Interface dataset entries:
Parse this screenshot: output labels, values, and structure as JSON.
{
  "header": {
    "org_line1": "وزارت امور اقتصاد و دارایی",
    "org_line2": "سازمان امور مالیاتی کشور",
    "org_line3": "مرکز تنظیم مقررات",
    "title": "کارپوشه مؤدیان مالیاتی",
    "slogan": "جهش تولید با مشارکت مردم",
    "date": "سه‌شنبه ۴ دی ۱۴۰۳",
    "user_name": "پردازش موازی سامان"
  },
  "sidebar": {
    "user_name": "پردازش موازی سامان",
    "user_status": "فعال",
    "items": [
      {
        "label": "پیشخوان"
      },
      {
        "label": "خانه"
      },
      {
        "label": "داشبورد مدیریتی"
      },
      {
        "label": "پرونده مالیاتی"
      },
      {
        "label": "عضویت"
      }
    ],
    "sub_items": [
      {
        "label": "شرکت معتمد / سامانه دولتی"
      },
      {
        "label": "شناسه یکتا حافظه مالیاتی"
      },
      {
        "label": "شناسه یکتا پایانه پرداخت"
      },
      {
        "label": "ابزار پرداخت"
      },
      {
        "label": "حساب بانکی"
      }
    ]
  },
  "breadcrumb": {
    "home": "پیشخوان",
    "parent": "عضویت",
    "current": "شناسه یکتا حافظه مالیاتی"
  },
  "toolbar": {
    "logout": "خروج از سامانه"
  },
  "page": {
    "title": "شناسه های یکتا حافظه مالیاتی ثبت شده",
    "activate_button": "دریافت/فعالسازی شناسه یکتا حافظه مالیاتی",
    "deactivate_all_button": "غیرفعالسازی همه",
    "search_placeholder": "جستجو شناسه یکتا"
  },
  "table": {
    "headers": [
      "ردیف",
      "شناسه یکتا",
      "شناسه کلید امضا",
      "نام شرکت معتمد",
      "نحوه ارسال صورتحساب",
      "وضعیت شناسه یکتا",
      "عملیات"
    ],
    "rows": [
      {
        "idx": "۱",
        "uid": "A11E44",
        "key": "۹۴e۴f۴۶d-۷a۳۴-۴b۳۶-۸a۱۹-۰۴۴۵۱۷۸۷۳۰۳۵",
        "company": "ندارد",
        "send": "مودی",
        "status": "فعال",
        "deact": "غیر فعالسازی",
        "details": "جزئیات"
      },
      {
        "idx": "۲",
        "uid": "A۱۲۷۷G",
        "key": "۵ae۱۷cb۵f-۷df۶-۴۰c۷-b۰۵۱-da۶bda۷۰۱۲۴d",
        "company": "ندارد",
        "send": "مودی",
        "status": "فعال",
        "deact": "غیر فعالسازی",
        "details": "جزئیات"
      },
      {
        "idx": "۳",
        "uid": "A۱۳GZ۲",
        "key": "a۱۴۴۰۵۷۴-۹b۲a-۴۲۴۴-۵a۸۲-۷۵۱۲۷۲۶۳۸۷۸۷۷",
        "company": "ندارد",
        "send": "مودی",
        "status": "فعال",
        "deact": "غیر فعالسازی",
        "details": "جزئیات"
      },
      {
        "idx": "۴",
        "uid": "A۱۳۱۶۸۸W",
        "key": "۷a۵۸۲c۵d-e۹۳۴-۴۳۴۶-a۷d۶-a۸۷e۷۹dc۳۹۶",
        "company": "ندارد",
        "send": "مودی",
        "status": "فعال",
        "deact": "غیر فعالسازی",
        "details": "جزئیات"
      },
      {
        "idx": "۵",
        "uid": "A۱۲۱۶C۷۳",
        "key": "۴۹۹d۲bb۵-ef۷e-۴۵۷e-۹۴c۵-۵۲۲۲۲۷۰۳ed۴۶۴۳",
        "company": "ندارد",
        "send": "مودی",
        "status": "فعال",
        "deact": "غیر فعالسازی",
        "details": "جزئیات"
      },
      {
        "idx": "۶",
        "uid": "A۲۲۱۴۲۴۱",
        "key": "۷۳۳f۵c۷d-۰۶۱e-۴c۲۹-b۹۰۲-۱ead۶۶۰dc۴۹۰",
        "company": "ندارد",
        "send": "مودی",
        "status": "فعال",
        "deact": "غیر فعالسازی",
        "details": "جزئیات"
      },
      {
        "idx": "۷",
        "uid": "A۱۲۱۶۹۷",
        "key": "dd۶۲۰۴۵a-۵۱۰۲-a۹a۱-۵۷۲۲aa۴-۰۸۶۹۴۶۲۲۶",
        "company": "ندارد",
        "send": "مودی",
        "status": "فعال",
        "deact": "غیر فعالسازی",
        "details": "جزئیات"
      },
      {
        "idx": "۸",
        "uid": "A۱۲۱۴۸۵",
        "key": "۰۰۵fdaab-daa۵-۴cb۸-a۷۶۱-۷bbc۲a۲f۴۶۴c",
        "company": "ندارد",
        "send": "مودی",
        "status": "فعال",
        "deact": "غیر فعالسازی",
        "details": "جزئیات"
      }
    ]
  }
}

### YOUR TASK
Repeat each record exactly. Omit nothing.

### RESULT
Parse this screenshot: output labels, values, and structure as JSON.
{
  "header": {
    "org_line1": "وزارت امور اقتصاد و دارایی",
    "org_line2": "سازمان امور مالیاتی کشور",
    "org_line3": "مرکز تنظیم مقررات",
    "title": "کارپوشه مؤدیان مالیاتی",
    "slogan": "جهش تولید با مشارکت مردم",
    "date": "سه‌شنبه ۴ دی ۱۴۰۳",
    "user_name": "پردازش موازی سامان"
  },
  "sidebar": {
    "user_name": "پردازش موازی سامان",
    "user_status": "فعال",
    "items": [
      {
        "label": "پیشخوان"
      },
      {
        "label": "خانه"
      },
      {
        "label": "داشبورد مدیریتی"
      },
      {
        "label": "پرونده مالیاتی"
      },
      {
        "label": "عضویت"
      }
    ],
    "sub_items": [
      {
        "label": "شرکت معتمد / سامانه دولتی"
      },
      {
        "label": "شناسه یکتا حافظه مالیاتی"
      },
      {
        "label": "شناسه یکتا پایانه پرداخت"
      },
      {
        "label": "ابزار پرداخت"
      },
      {
        "label": "حساب بانکی"
      }
    ]
  },
  "breadcrumb": {
    "home": "پیشخوان",
    "parent": "عضویت",
    "current": "شناسه یکتا حافظه مالیاتی"
  },
  "toolbar": {
    "logout": "خروج از سامانه"
  },
  "page": {
    "title": "شناسه های یکتا حافظه مالیاتی ثبت شده",
    "activate_button": "دریافت/فعالسازی شناسه یکتا حافظه مالیاتی",
    "deactivate_all_button": "غیرفعالسازی همه",
    "search_placeholder": "جستجو شناسه یکتا"
  },
  "table": {
    "headers": [
      "ردیف",
      "شناسه یکتا",
      "شناسه کلید امضا",
      "نام شرکت معتمد",
      "نحوه ارسال صورتحساب",
      "وضعیت شناسه یکتا",
      "عملیات"
    ],
    "rows": [
      {
        "idx": "۱",
        "uid": "A11E44",
        "key": "۹۴e۴f۴۶d-۷a۳۴-۴b۳۶-۸a۱۹-۰۴۴۵۱۷۸۷۳۰۳۵",
        "company": "ندارد",
        "send": "مودی",
        "status": "فعال",
        "deact": "غیر فعالسازی",
        "details": "جزئیات"
      },
      {
        "idx": "۲",
        "uid": "A۱۲۷۷G",
        "key": "۵ae۱۷cb۵f-۷df۶-۴۰c۷-b۰۵۱-da۶bda۷۰۱۲۴d",
        "company": "ندارد",
        "send": "مودی",
        "status": "فعال",
        "deact": "غیر فعالسازی",
        "details": "جزئیات"
      },
      {
        "idx": "۳",
        "uid": "A۱۳GZ۲",
        "key": "a۱۴۴۰۵۷۴-۹b۲a-۴۲۴۴-۵a۸۲-۷۵۱۲۷۲۶۳۸۷۸۷۷",
        "company": "ندارد",
        "send": "مودی",
        "status": "فعال",
        "deact": "غیر فعالسازی",
        "details": "جزئیات"
      },
      {
        "idx": "۴",
        "uid": "A۱۳۱۶۸۸W",
        "key": "۷a۵۸۲c۵d-e۹۳۴-۴۳۴۶-a۷d۶-a۸۷e۷۹dc۳۹۶",
        "company": "ندارد",
        "send": "مودی",
        "status": "فعال",
        "deact": "غیر فعالسازی",
        "details": "جزئیات"
      },
      {
        "idx": "۵",
        "uid": "A۱۲۱۶C۷۳",
        "key": "۴۹۹d۲bb۵-ef۷e-۴۵۷e-۹۴c۵-۵۲۲۲۲۷۰۳ed۴۶۴۳",
        "company": "ندارد",
        "send": "مودی",
        "status": "فعال",
        "deact": "غیر فعالسازی",
        "details": "جزئیات"
      },
      {
        "idx": "۶",
        "uid": "A۲۲۱۴۲۴۱",
        "key": "۷۳۳f۵c۷d-۰۶۱e-۴c۲۹-b۹۰۲-۱ead۶۶۰dc۴۹۰",
        "company": "ندارد",
        "send": "مودی",
        "status": "فعال",
        "deact": "غیر فعالسازی",
        "details": "جزئیات"
      },
      {
        "idx": "۷",
        "uid": "A۱۲۱۶۹۷",
        "key": "dd۶۲۰۴۵a-۵۱۰۲-a۹a۱-۵۷۲۲aa۴-۰۸۶۹۴۶۲۲۶",
        "company": "ندارد",
        "send": "مودی",
        "status": "فعال",
        "deact": "غیر فعالسازی",
        "details": "جزئیات"
      },
      {
        "idx": "۸",
        "uid": "A۱۲۱۴۸۵",
        "key": "۰۰۵fdaab-daa۵-۴cb۸-a۷۶۱-۷bbc۲a۲f۴۶۴c",
        "company": "ندارد",
        "send": "مودی",
        "status": "فعال",
        "deact": "غیر فعالسازی",
        "details": "جزئیات"
      }
    ]
  }
}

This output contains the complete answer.